The presence of Iranian companies in different stages of design and implementation, the speed of project implementation due to the volume of work and geographical area, and the length of the project, the use of equipment and facilities in the various stages of the construction of pipelines, and facilities located in Jask terminal have raised the level of technical and engineering knowledge in the oil industry and companies manufacturing design items and equipment. The establishment of downstream facilities, including petroleum refineries, petrochemicals and collective sectors, and support at the Jask terminal, naturally expands the project dimensions and makes Makran the third development and industrial area in the country after Khuzestan and South Pars. The Jask-Goreh Pipeline and Makran Export Facilities find their real and strategic importance when it is economically and developmentally justified that Iran exceeds its current production capacity of 4 million barrels per day and production level to reach more than 6.5 million barrels. Due to Iran’s poor economic situation due to sanctions and the system’s inability to control and combat the COVID-19 outbreak, it has challenged billions for this project. Approximately 30 percent of the oil passing through the strategic crossings of the world transits through the Strait of Hormuz. This includes oil shipments from Iran, Saudi Arabia, Iraq, the United Arab Emirates, and Kuwait. Given that the economies of the major oil-exporting countries in the region are dependent on oil, it is natural that these countries take the necessary measures to deal with any threat that poses a serious challenge to the security of their energy supply.
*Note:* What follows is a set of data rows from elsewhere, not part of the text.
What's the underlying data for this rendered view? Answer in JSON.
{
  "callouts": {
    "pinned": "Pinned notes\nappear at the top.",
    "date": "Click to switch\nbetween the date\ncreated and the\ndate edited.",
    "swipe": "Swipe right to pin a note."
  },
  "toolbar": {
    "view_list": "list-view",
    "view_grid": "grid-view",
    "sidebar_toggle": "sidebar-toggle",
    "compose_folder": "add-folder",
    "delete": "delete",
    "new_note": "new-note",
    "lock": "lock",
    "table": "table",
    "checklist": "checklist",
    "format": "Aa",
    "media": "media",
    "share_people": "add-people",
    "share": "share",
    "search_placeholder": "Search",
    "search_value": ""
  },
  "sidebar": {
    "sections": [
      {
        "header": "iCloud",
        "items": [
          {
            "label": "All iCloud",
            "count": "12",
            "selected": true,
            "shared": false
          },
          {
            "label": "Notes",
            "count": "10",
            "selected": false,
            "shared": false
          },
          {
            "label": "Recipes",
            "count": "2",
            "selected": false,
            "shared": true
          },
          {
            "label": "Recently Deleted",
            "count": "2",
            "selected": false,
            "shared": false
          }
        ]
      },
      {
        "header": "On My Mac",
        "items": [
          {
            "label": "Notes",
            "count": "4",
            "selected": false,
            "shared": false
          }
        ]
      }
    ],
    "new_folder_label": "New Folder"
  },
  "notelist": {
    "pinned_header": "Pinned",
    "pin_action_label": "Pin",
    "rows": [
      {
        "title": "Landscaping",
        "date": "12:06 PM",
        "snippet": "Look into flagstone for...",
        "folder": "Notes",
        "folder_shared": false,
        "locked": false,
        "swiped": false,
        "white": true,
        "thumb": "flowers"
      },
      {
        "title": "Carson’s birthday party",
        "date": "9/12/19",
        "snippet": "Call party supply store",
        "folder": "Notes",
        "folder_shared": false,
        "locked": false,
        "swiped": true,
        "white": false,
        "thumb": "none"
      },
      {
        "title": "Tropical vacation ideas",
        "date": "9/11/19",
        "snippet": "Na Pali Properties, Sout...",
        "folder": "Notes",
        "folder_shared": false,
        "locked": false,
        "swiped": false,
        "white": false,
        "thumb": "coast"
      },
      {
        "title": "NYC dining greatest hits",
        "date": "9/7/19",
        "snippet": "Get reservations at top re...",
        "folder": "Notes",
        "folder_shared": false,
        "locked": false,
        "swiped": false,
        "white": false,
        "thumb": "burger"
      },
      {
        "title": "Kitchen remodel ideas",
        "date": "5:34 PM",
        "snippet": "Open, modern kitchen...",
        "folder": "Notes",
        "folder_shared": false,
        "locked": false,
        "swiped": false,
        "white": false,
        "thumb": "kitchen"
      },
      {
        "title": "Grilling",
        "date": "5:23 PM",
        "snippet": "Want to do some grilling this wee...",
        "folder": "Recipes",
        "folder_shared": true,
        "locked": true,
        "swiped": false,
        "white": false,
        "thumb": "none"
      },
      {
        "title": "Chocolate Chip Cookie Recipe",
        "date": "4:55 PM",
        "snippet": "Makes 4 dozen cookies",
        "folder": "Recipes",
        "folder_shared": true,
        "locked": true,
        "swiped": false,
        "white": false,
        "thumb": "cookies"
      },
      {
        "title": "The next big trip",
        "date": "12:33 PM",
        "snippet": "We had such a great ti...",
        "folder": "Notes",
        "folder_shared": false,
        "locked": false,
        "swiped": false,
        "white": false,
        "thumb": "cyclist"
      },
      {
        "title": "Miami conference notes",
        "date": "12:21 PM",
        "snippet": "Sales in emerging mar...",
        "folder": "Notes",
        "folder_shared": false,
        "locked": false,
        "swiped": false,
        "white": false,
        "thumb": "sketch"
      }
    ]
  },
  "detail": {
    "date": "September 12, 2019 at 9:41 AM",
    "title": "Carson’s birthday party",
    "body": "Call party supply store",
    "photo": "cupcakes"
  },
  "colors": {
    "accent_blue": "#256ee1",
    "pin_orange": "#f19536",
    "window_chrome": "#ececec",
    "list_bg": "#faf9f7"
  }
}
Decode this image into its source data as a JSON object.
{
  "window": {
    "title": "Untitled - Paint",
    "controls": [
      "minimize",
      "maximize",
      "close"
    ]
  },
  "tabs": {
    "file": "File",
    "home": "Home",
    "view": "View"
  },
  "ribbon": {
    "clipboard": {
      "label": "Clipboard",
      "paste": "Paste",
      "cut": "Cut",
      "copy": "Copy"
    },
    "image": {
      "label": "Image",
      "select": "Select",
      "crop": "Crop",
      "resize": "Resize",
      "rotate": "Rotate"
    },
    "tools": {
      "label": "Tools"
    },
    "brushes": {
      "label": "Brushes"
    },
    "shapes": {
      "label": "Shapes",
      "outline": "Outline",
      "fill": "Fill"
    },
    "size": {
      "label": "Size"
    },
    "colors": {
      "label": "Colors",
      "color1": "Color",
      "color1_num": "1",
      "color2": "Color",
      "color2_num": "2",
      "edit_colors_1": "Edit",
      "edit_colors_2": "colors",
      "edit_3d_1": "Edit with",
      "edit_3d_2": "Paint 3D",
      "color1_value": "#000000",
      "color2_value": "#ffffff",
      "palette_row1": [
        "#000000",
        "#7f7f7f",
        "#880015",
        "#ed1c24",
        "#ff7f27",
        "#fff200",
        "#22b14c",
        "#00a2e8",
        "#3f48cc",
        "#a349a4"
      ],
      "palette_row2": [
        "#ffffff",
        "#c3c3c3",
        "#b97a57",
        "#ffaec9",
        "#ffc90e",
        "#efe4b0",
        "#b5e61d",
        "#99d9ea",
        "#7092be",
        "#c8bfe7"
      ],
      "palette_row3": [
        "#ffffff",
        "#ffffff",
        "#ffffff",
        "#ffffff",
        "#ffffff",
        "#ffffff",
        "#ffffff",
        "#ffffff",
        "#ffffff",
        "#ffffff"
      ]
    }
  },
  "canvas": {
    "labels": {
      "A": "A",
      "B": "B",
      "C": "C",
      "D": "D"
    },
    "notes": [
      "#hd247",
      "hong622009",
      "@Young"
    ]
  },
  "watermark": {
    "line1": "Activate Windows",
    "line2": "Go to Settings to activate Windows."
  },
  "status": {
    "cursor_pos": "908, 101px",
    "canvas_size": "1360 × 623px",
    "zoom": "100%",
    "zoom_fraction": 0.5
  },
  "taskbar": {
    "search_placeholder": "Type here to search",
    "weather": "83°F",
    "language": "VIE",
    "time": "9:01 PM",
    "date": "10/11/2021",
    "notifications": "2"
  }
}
Oil tanker tracking companies estimate Iran’s crude oil exports alone in 1999 at about 320,000 to 500,000 barrels, valued at about $5 billion to $7 billion. Prior to the US sanctions, Iran had exported oil and gas products valued at more than $60 billion a year. While oil revenues fell sharply and Iran was in an economic crisis, it spent 1.5 billion euros ($1.8 billion). At $1.8 billion, Iran could build two large power plants and add 2,000 megawatts to the country’s electricity production, and today it would, at least, not be facing such massive blackouts. With $1.8 billion, it could also build a refinery with a daily processing capacity of 200,000.
Although Iran currently has difficulty selling oil, Iran’s long-term view is access outside the Strait of Hormuz. At first glance, it is thought that Iran wants to bypass the Strait of Hormuz and increase its bargaining power for the sale and export of oil. Bypassing the Strait of Hormuz has been the strategic goal of this pipeline, since the Iranian revolution, it has repeatedly threatened to close the Strait of Hormuz, and Iran’s economy is in a bad situation due to US sanctions. Other oil-exporting countries in the region have built an alternative pipeline to reduce their dependence on oil exports through the Strait of Hormuz. The United Arab Emirates, with one pipeline, Saudi Arabia, with three lines, and Iraq, with three other lines, are the three countries that have tried to bypass the Strait of Hormuz before Iran, thus making Iran the fourth country to join this trend. Iran could also play an active role in the collective security of the Strait of Hormuz and in the Persian Gulf by resolving the tense foreign policy while solving the existing problems with the United States and countries of the region.